  • A person suffers from tonsillectomy more than five times per year in two consecutive years
  • A person’s tonsils are so enlarged that they impair breathing

What are the reasons against a tonsillectomy?

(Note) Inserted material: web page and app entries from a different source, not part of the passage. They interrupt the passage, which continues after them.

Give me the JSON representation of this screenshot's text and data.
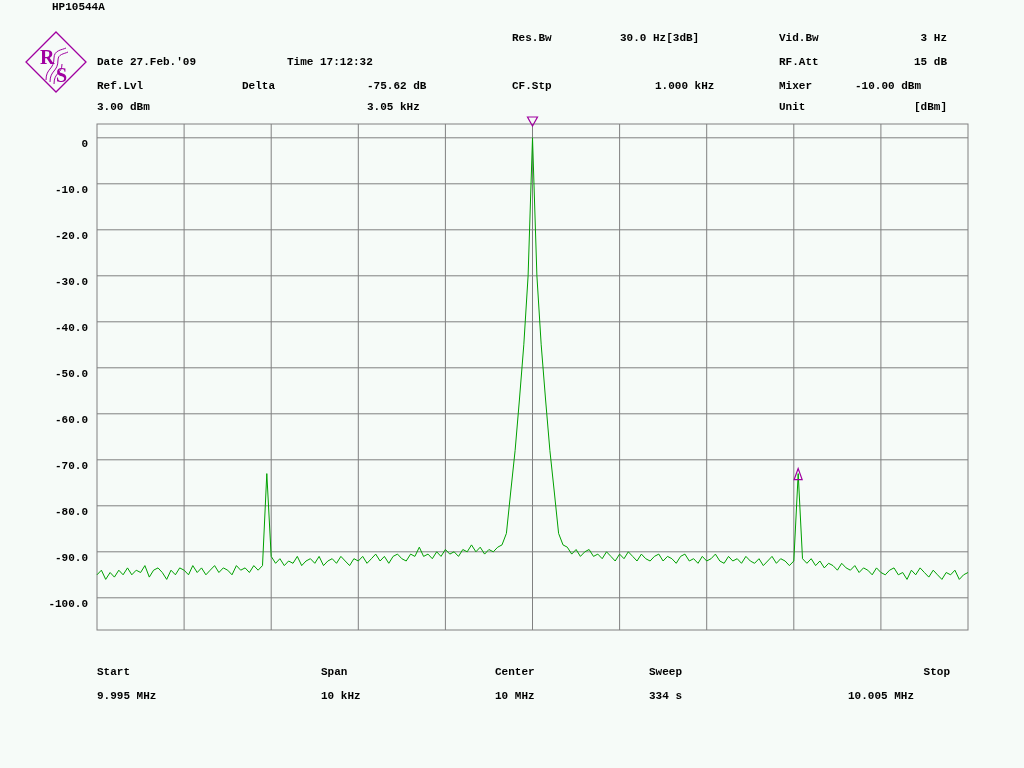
{
  "device_id": "HP10544A",
  "logo": {
    "letters": [
      "R",
      "S"
    ]
  },
  "header": {
    "res_bw_label": "Res.Bw",
    "res_bw_value": "30.0 Hz[3dB]",
    "vid_bw_label": "Vid.Bw",
    "vid_bw_value": "3 Hz",
    "date": "Date 27.Feb.'09",
    "time": "Time 17:12:32",
    "rf_att_label": "RF.Att",
    "rf_att_value": "15 dB",
    "ref_lvl_label": "Ref.Lvl",
    "delta_label": "Delta",
    "delta_level": "-75.62 dB",
    "cf_stp_label": "CF.Stp",
    "cf_stp_value": "1.000 kHz",
    "mixer_label": "Mixer",
    "mixer_value": "-10.00 dBm",
    "ref_lvl_value": "3.00 dBm",
    "delta_freq": "3.05 kHz",
    "unit_label": "Unit",
    "unit_value": "[dBm]"
  },
  "chart_data": {
    "type": "line",
    "grid": true,
    "ylim": [
      -107,
      3
    ],
    "categories": [
      null,
      null,
      null,
      null,
      null,
      null,
      null,
      null,
      null,
      null,
      null,
      null,
      null,
      null,
      null,
      null,
      null,
      null,
      null,
      null,
      null,
      null,
      null,
      null,
      null,
      null,
      null,
      null,
      null,
      null,
      null,
      null,
      null,
      null,
      null,
      null,
      null,
      null,
      null,
      null,
      null,
      null,
      null,
      null,
      null,
      null,
      null,
      null,
      null,
      null,
      null,
      null,
      null,
      null,
      null,
      null,
      null,
      null,
      null,
      null,
      null,
      null,
      null,
      null,
      null,
      null,
      null,
      null,
      null,
      null,
      null,
      null,
      null,
      null,
      null,
      null,
      null,
      null,
      null,
      null,
      null,
      null,
      null,
      null,
      null,
      null,
      null,
      null,
      null,
      null,
      null,
      null,
      null,
      null,
      null,
      null,
      null,
      null,
      null,
      null,
      null,
      null,
      null,
      null,
      null,
      null,
      null,
      null,
      null,
      null,
      null,
      null,
      null,
      null,
      null,
      null,
      null,
      null,
      null,
      null,
      null,
      null,
      null,
      null,
      null,
      null,
      null,
      null,
      null,
      null,
      null,
      null,
      null,
      null,
      null,
      null,
      null,
      null,
      null,
      null,
      null,
      null,
      null,
      null,
      null,
      null,
      null,
      null,
      null,
      null,
      null,
      null,
      null,
      null,
      null,
      null,
      null,
      null,
      null,
      null,
      null,
      null,
      null,
      null,
      null,
      null,
      null,
      null,
      null,
      null,
      null,
      null,
      null,
      null,
      null,
      null,
      null,
      null,
      null,
      null,
      null,
      null,
      null,
      null,
      null,
      null,
      null,
      null,
      null,
      null,
      null,
      null,
      null,
      null,
      null,
      null,
      null,
      null,
      null,
      null,
      null
    ],
    "yticks": [
      {
        "value": 0,
        "label": "0"
      },
      {
        "value": -10,
        "label": "-10.0"
      },
      {
        "value": -20,
        "label": "-20.0"
      },
      {
        "value": -30,
        "label": "-30.0"
      },
      {
        "value": -40,
        "label": "-40.0"
      },
      {
        "value": -50,
        "label": "-50.0"
      },
      {
        "value": -60,
        "label": "-60.0"
      },
      {
        "value": -70,
        "label": "-70.0"
      },
      {
        "value": -80,
        "label": "-80.0"
      },
      {
        "value": -90,
        "label": "-90.0"
      },
      {
        "value": -100,
        "label": "-100.0"
      }
    ],
    "series": [
      {
        "color": "#00a000",
        "values": [
          -95,
          -94,
          -96,
          -94.5,
          -95.5,
          -94,
          -95,
          -93.5,
          -95,
          -94,
          -94.5,
          -93,
          -95.5,
          -94,
          -93.5,
          -94.5,
          -96,
          -94,
          -95,
          -93.5,
          -94,
          -95,
          -93,
          -94.5,
          -93.5,
          -95,
          -94,
          -93,
          -94.5,
          -93.5,
          -94,
          -95,
          -93,
          -94,
          -93.5,
          -94.5,
          -93,
          -94,
          -93,
          -73,
          -91,
          -92.5,
          -91.5,
          -93,
          -92,
          -92.5,
          -91,
          -93,
          -92,
          -91.5,
          -92.5,
          -91,
          -93,
          -92,
          -91.5,
          -92.5,
          -91,
          -92,
          -93,
          -91.5,
          -92,
          -91,
          -92.5,
          -91.5,
          -90.5,
          -92,
          -91,
          -92.5,
          -91,
          -90.5,
          -91.5,
          -92,
          -90.5,
          -91,
          -89,
          -91,
          -90.5,
          -91.5,
          -90,
          -91,
          -89.5,
          -90.5,
          -90,
          -91,
          -89.5,
          -90,
          -88.5,
          -90,
          -89,
          -90.5,
          -89.5,
          -90,
          -89,
          -88.5,
          -86,
          -77,
          -68,
          -57,
          -45,
          -30,
          0,
          -30,
          -45,
          -57,
          -68,
          -77,
          -86,
          -88.5,
          -89,
          -90.5,
          -89.5,
          -91,
          -90,
          -89.5,
          -91,
          -90.5,
          -91.5,
          -90,
          -91,
          -92,
          -90.5,
          -91.5,
          -90,
          -91,
          -92,
          -90.5,
          -91.5,
          -92,
          -91,
          -90.5,
          -92,
          -91,
          -91.5,
          -92.5,
          -91,
          -90.5,
          -92,
          -91.5,
          -92.5,
          -91,
          -92,
          -91.5,
          -90.5,
          -92,
          -92.5,
          -91,
          -92,
          -91.5,
          -92.5,
          -91,
          -92,
          -92.5,
          -91.5,
          -93,
          -92,
          -91,
          -92.5,
          -91.5,
          -92,
          -93,
          -92,
          -73,
          -91.5,
          -92.5,
          -91.5,
          -93,
          -92,
          -93.5,
          -92.5,
          -93,
          -94,
          -92.5,
          -93.5,
          -94,
          -93,
          -94.5,
          -93.5,
          -94,
          -95,
          -93.5,
          -94.5,
          -95,
          -94,
          -93.5,
          -95,
          -94.5,
          -96,
          -94,
          -95,
          -93.5,
          -94.5,
          -95.5,
          -94,
          -95,
          -96,
          -94.5,
          -95,
          -94,
          -96,
          -95,
          -94.5
        ]
      }
    ]
  },
  "footer": [
    {
      "label": "Start",
      "value": "9.995 MHz"
    },
    {
      "label": "Span",
      "value": "10 kHz"
    },
    {
      "label": "Center",
      "value": "10 MHz"
    },
    {
      "label": "Sweep",
      "value": "334 s"
    },
    {
      "label": "Stop",
      "value": "10.005 MHz"
    }
  ]
}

While tonsillectomy used to be recommended at a relatively early stage for people suffering tonsillitis several times per year, today doctors are increasingly reticent to propose the procedure due to the risk of heavy bleeding. This is true for small children in particular: while they generally suffer from tonsillitis more frequently, they are also the group most at risk of serious complications following tonsillectomy. As small children have a lower blood volume, heavy bleeding is more likely to have fatal consequences than for adults. They are also more likely to inhale blood. Children may also experience secondary haemorrhaging even several weeks after the operation, so should always sleep close to their parents or guardians following a tonsillectomy. The risk of heavy bleeding – which requires another corrective operation– is around 1-4%. It should not be forgotten that our tonsils are an important part of our immune system. The consequences of their removal on the human body has not yet been fully researched. The efficacy of tonsillectomies in reducing the incidence of throat infections is also disputable. On the one hand, studies have shown that children who had their tonsils removed suffered from a sore throat less often in the following 2-3 years. After that, however, the studies showed no difference compared to other children. Many believe that the tendency to fall ill with tonsillitis falls as we grow older – no matter how past cases are treated. No meaningful studies have been conducted to date regarding the benefits of tonsillectomies for adults.

Treatment for chronic tonsillitis

Chronic tonsillitis (duration: longer than three months) denotes a condition where bacteria have permanently settled on the tonsils. The causes of this could include the patient not completing a course of antibiotics or only partial removal of the tonsils. The severity of the symptoms can differ, ranging from barely noticeable to very severe. Permanently swollen lymph nodes in the neck and persistent halitosis are typical symptoms. Chronic tonsillitis is treated in a similar manner to the acute form of the illness while simultaneously strengthening the immune system – such as by using homeopathic methods. If the patient shows no sign of improvement or if their symptoms are severe, complete removal of the tonsils is often recommended.


Patient information from the BMJ Group: Tonsillitis. Web publication date: 16 March 2011.

BMJ Group: Tonsillitis – Key Points. Web publication date: 26 October 2009. Patient information from the German Society for General Practice/Family Medicine (DEGAM): Sore throat. 2009. 2009_12-2013.pdf [in German]

Patient information from the BMJ Group: Tonsillitis. Web publication date: 16 March 2011.

BMJ Group: Tonsillitis – Key Points. Web publication date: 26 October 2009. Patient information from the German Society for General Practice/Family Medicine (DEGAM): Sore throat. 2009. 2009_12-2013.pdf [in German]

Autor: Katharina Miedzinska, MSc